Helping Communities Thrive

The environment is everything that isn’t me”. – Albert Einstein


Pacific Ocean, Costa Rica

Responsible Use of the Oceans

Three-quarters of the Earth are covered by oceans, an immense ecosystem stretching from every coast to the deepest points on the planet’s crust. It should come as no surprise that the entire world is affected by the state of these bodies. Oceans affect weather patterns, produce oxygen, capture carbon dioxide and are indispensable links in every food chain. Hundreds of millions make their living on the ocean from fishing, sailing, tourism and research. More than 3.5 billion people depend on the seas as a source of food.

World Ocean’s Day, June 8, is an occasion to reflect on their importance and the threat posed to these by chemical runoff, solid waste, overfishing, invasive species and the destruction of habitats such as mangroves, coral reefs and sea beds. IAF’s first grant, in 1971, was awarded to a cooperative of 43 fishermen from Chimbote Peru. At the time, overfishing and erratic conservation efforts by the government had caused the collapse of anchovy stocks, the most important sea product for this area, leading to the bankruptcy of many fishing businesses. IAF’s support helped these Peruvians and their families to endure the anchovy downturn and transition to other catches. Over the years, many other coastal communities have approached the IAF for support to overcome obstacles to dignified livelihoods from the ocean and to prevent future degradation of these waters.

Challenging the King of the Reef

The flamboyant lionfish, or pterois volitans, is a nocturnal hunter that seems to devour everything in its path. Native to the Indo-Pacific, the lionfish is fairly new to the Caribbean, where it has no natural predators, reproduces at the rate of 30,000 eggs every four days and gorges on up to 30 fry and fingerling an hour. Snappers, lobsters and other local species hardly stand a chance against this ravenous horde, which puts the ecology of reefs at risk. Read More.


Whale-Watching as a Community Resource

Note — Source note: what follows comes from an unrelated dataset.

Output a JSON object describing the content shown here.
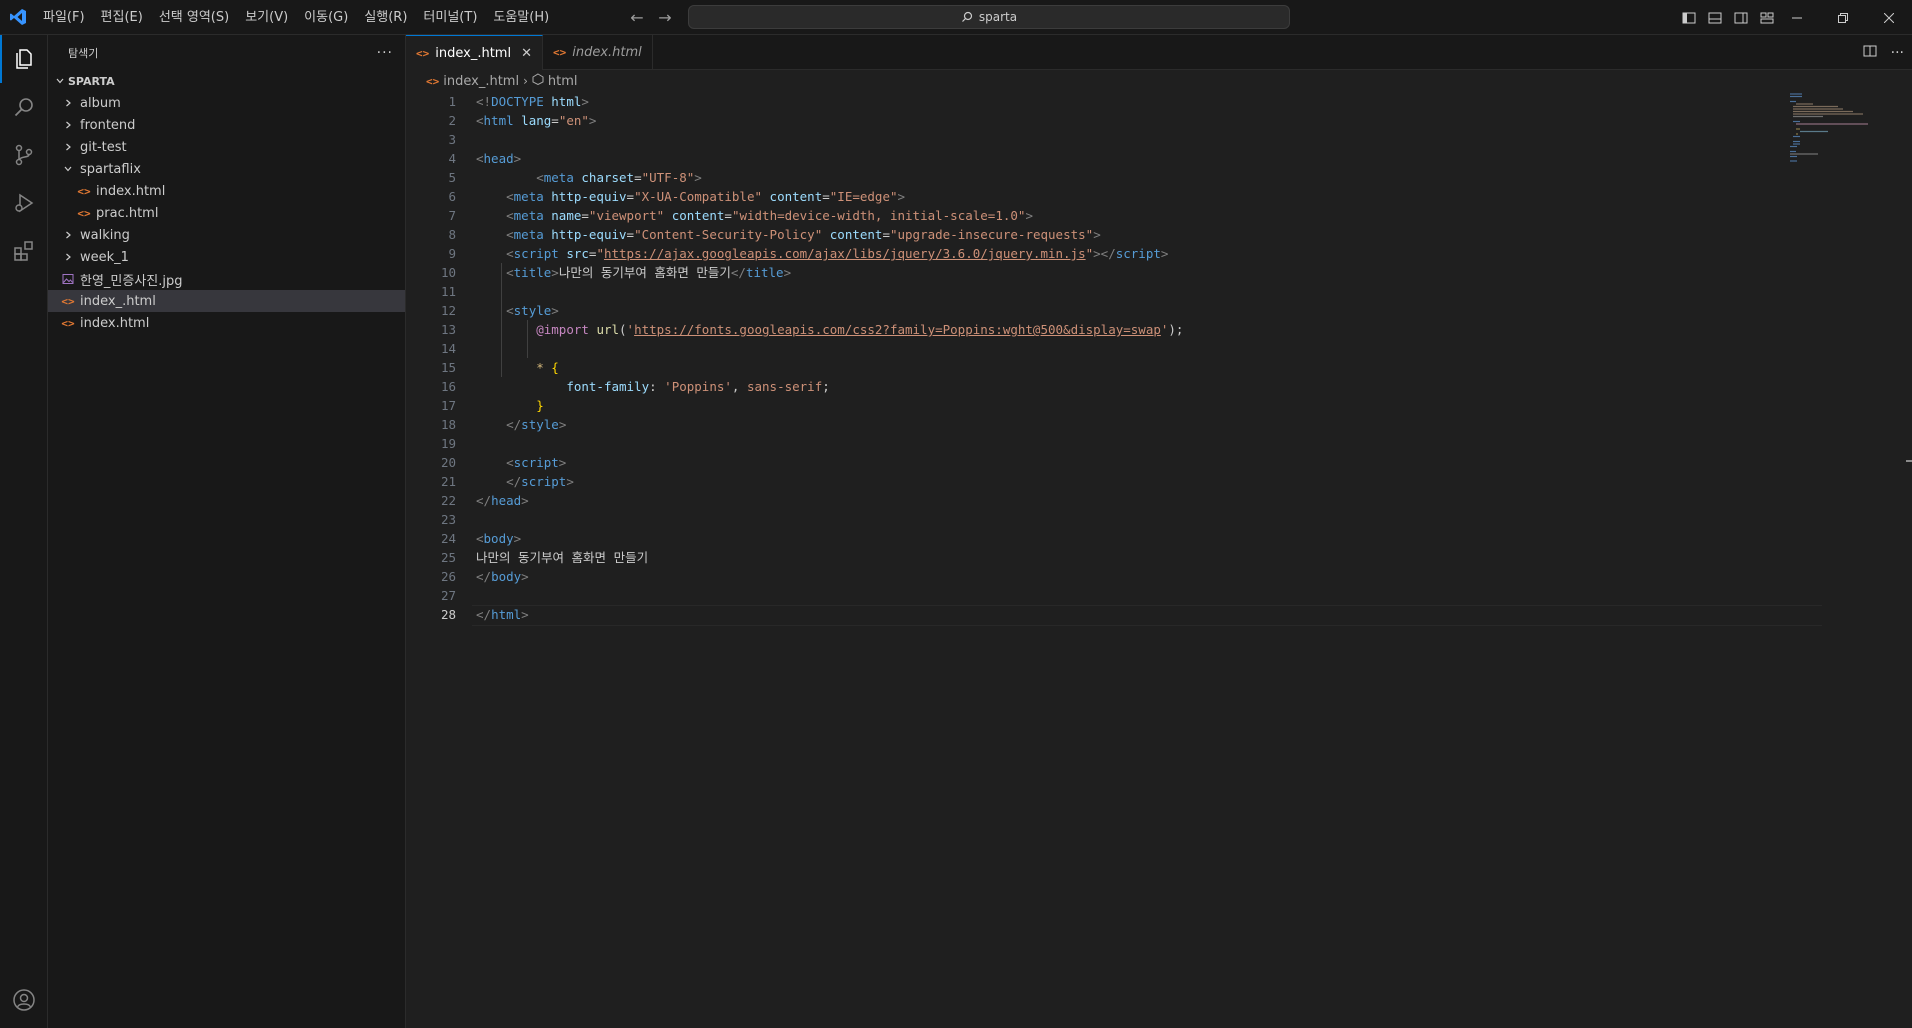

Organización para la Conservación de Cetáceos used its IAF grant to provide training and technical assistance for Uruguayan communities starting businesses that offer opportunities for visitors to observe the Southern right whales as they make their journey to feeding grounds in the freezing waters of the Antarctic. Other workshops and activities educated school children on topics of conservation, marine ecosystems, water management, waste recycling and renewable energy technology.

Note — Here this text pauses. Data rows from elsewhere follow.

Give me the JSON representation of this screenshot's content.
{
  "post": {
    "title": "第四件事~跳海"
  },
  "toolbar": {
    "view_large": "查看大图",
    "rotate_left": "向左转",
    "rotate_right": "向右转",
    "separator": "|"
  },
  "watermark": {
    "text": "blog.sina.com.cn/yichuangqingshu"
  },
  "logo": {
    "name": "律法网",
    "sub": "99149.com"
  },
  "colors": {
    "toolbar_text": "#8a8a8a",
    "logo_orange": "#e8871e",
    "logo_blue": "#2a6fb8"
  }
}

Global Environment Facility – GEF 25th aniversary!

On June 6th, IAF grantee partner, Guakía Ambiente, will represent the Civil Society Network of GEF, presenting a model of micro hydroelectric power being used in Hispaniola.  Check video